The Trust authorised a small group to review the current items of uniform clothing and earlier this year we completed a comprehensive risk assessment which covered where we work, the terrain, environments, weather conditions, the tasks we undertake such as lifting, twisting, turning, standing, sitting, driving; the group also took into consideration the needs for individuals to self-regulate their own temperature regardless of which geographical area they may be working in.
Having completed the risk assessment, the group proceeded to look at the immediate problems arising due to the protracted heat wave and Robert Morton was quick to confirm the need for an alternative to the currently issued shirt and authorised a large purchase of corporate Polo shirts. Although the number readily available fell short of the number required, further stocks have been ordered to ensure that all entitled employees will be able to have two polo shirts to wear as an alternative to the standard button up shirt.

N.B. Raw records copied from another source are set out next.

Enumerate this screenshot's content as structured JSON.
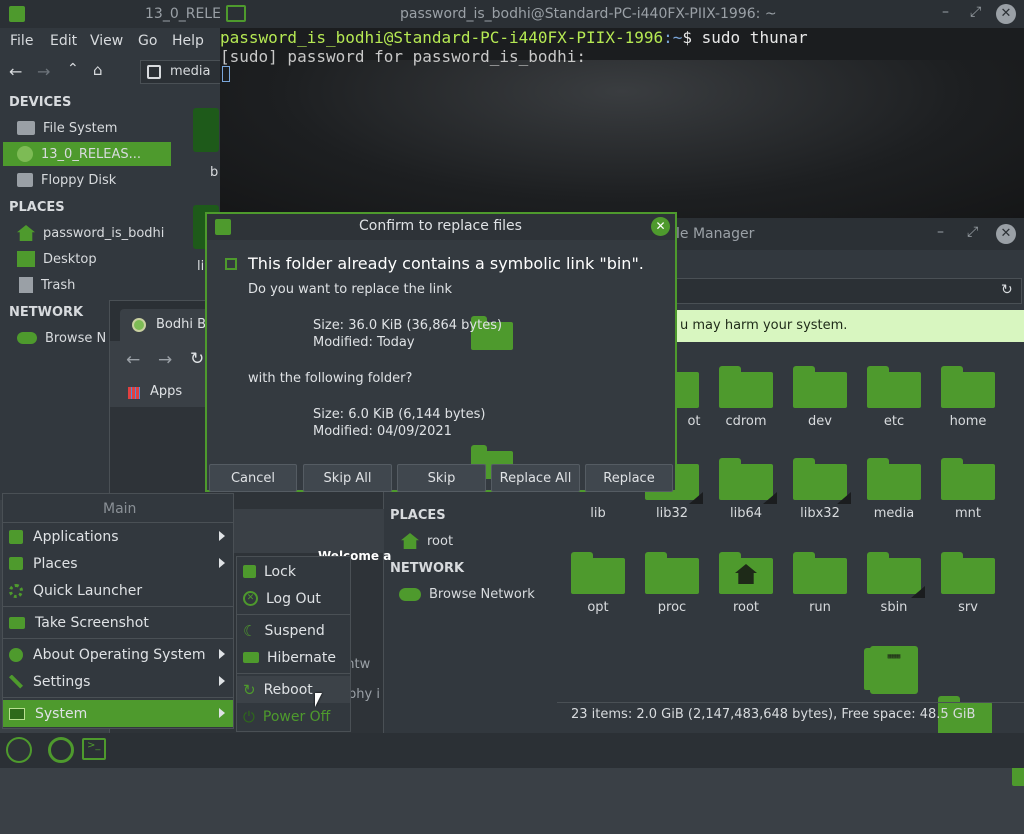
{
  "fm_back": {
    "title": "13_0_RELE",
    "menu": [
      "File",
      "Edit",
      "View",
      "Go",
      "Help"
    ],
    "path_label": "media",
    "devices_header": "DEVICES",
    "devices": [
      "File System",
      "13_0_RELEAS...",
      "Floppy Disk"
    ],
    "places_header": "PLACES",
    "places": [
      "password_is_bodhi",
      "Desktop",
      "Trash"
    ],
    "network_header": "NETWORK",
    "network": [
      "Browse N"
    ],
    "frag1": "b",
    "frag2": "li"
  },
  "terminal": {
    "title": "password_is_bodhi@Standard-PC-i440FX-PIIX-1996: ~",
    "prompt_user": "password_is_bodhi@Standard-PC-i440FX-PIIX-1996",
    "prompt_path": ":~",
    "prompt_symbol": "$ ",
    "command": "sudo thunar",
    "line2": "[sudo] password for password_is_bodhi:"
  },
  "browser": {
    "tab_title": "Bodhi B",
    "apps_label": "Apps",
    "welcome": "Welcome a",
    "frag_a": "ghtw",
    "frag_b": "phy i"
  },
  "fm_front": {
    "title_frag": "le Manager",
    "banner": "u may harm your system.",
    "places_header": "PLACES",
    "places": [
      "root"
    ],
    "network_header": "NETWORK",
    "network": [
      "Browse Network"
    ],
    "top_row": [
      {
        "name": "ot",
        "link": false
      },
      {
        "name": "cdrom",
        "link": false
      },
      {
        "name": "dev",
        "link": false
      },
      {
        "name": "etc",
        "link": false
      },
      {
        "name": "home",
        "link": false
      }
    ],
    "row2": [
      {
        "name": "lib",
        "link": true
      },
      {
        "name": "lib32",
        "link": true
      },
      {
        "name": "lib64",
        "link": true
      },
      {
        "name": "libx32",
        "link": true
      },
      {
        "name": "media",
        "link": false
      },
      {
        "name": "mnt",
        "link": false
      }
    ],
    "row3": [
      {
        "name": "opt",
        "link": false
      },
      {
        "name": "proc",
        "link": false
      },
      {
        "name": "root",
        "link": false
      },
      {
        "name": "run",
        "link": false
      },
      {
        "name": "sbin",
        "link": true
      },
      {
        "name": "srv",
        "link": false
      }
    ],
    "status": "23 items: 2.0 GiB (2,147,483,648 bytes), Free space: 48.5 GiB"
  },
  "dialog": {
    "title": "Confirm to replace files",
    "headline": "This folder already contains a symbolic link \"bin\".",
    "question": "Do you want to replace the link",
    "old_size": "Size: 36.0 KiB (36,864 bytes)",
    "old_modified": "Modified: Today",
    "with_text": "with the following folder?",
    "new_size": "Size: 6.0 KiB (6,144 bytes)",
    "new_modified": "Modified: 04/09/2021",
    "buttons": [
      "Cancel",
      "Skip All",
      "Skip",
      "Replace All",
      "Replace"
    ]
  },
  "start_menu": {
    "header": "Main",
    "items": [
      "Applications",
      "Places",
      "Quick Launcher",
      "Take Screenshot",
      "About Operating System",
      "Settings",
      "System"
    ],
    "system_sub": [
      "Lock",
      "Log Out",
      "Suspend",
      "Hibernate",
      "Reboot",
      "Power Off"
    ]
  },
  "colors": {
    "accent": "#4e9a2d",
    "prompt_green": "#b5e853",
    "path_blue": "#7aa6da"
  }
}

The uniform group were also aware that following the current heat wave the prediction is that the UK could experience a colder than normal winter. To ensure that employees that are expected to work out doors are able to keep warm in the extremes of winter, the group identified the level of warmth and dryness that employees will need and this created a criteria that potential options would need to achieve.
However, the criteria was expanded upon due to Robert Morton setting down a rigid expectation that the winter outer clothing / jacket must be delivered by the end of November to ensure that the members of staff receive them this year and before the onset of the winter weather conditions.

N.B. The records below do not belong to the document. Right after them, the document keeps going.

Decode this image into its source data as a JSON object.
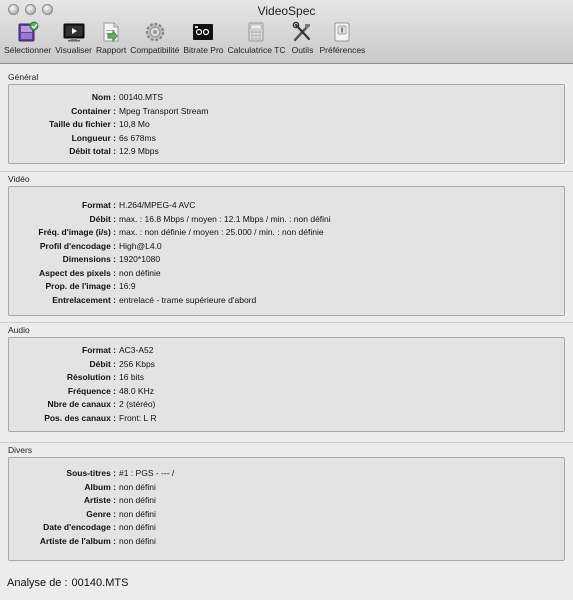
{
  "window": {
    "title": "VideoSpec"
  },
  "toolbar": [
    {
      "label": "Sélectionner",
      "icon": "film-icon"
    },
    {
      "label": "Visualiser",
      "icon": "monitor-icon"
    },
    {
      "label": "Rapport",
      "icon": "report-icon"
    },
    {
      "label": "Compatibilité",
      "icon": "gear-icon"
    },
    {
      "label": "Bitrate Pro",
      "icon": "bitrate-icon"
    },
    {
      "label": "Calculatrice TC",
      "icon": "calculator-icon"
    },
    {
      "label": "Outils",
      "icon": "tools-icon"
    },
    {
      "label": "Préférences",
      "icon": "preferences-icon"
    }
  ],
  "sections": {
    "general": {
      "label": "Général",
      "rows": [
        {
          "k": "Nom :",
          "v": "00140.MTS"
        },
        {
          "k": "Container :",
          "v": "Mpeg Transport Stream"
        },
        {
          "k": "Taille du fichier :",
          "v": "10,8 Mo"
        },
        {
          "k": "Longueur :",
          "v": "6s 678ms"
        },
        {
          "k": "Débit total :",
          "v": "12.9 Mbps"
        }
      ]
    },
    "video": {
      "label": "Vidéo",
      "rows": [
        {
          "k": "Format :",
          "v": "H.264/MPEG-4 AVC"
        },
        {
          "k": "Débit :",
          "v": "max. : 16.8 Mbps / moyen : 12.1 Mbps / min. : non défini"
        },
        {
          "k": "Fréq. d'image (i/s) :",
          "v": "max. : non définie / moyen : 25.000 / min. : non définie"
        },
        {
          "k": "Profil d'encodage :",
          "v": "High@L4.0"
        },
        {
          "k": "Dimensions :",
          "v": "1920*1080"
        },
        {
          "k": "Aspect des pixels :",
          "v": "non définie"
        },
        {
          "k": "Prop. de l'image :",
          "v": "16:9"
        },
        {
          "k": "Entrelacement :",
          "v": "entrelacé - trame supérieure d'abord"
        }
      ]
    },
    "audio": {
      "label": "Audio",
      "rows": [
        {
          "k": "Format :",
          "v": "AC3-A52"
        },
        {
          "k": "Débit :",
          "v": "256 Kbps"
        },
        {
          "k": "Résolution :",
          "v": "16 bits"
        },
        {
          "k": "Fréquence :",
          "v": "48.0 KHz"
        },
        {
          "k": "Nbre de canaux :",
          "v": "2 (stéréo)"
        },
        {
          "k": "Pos. des canaux :",
          "v": "Front: L R"
        }
      ]
    },
    "divers": {
      "label": "Divers",
      "rows": [
        {
          "k": "Sous-titres :",
          "v": "#1 : PGS - --- /"
        },
        {
          "k": "Album :",
          "v": "non défini"
        },
        {
          "k": "Artiste :",
          "v": "non défini"
        },
        {
          "k": "Genre :",
          "v": "non défini"
        },
        {
          "k": "Date d'encodage :",
          "v": "non défini"
        },
        {
          "k": "Artiste de l'album :",
          "v": "non défini"
        }
      ]
    }
  },
  "footer": {
    "label": "Analyse de :",
    "value": "00140.MTS"
  }
}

Several different types of outer clothing / jackets were reviewed by the uniform group and recommendations were submitted to the Board for consideration and approval. The end result was that only Keeler was able or prepared to guarantee the mandatory completion and delivery date. This has resulted in an order being placed with Keeler, to supply a waterproof and windproof outer jacket, which must be delivered to the Trust in order for employees to be issued with one item each, before winter sets in.
There uniform group completed a risk assessment, which established the need for the clothing and its basic criteria, Robert Morton insisted that it must be delivered before the winter weather arrives this year, and the supplier has promised to meet the delivery date. The rules which govern procurement have been observed and if all the pieces of the jigsaw tally up, all entitled members of staff will be in possession of a new winter jacket before Winter.
The uniform group will continue with their work on reviewing the current items of uniform clothing and their progress will be reported up the lines via the health & safety committee.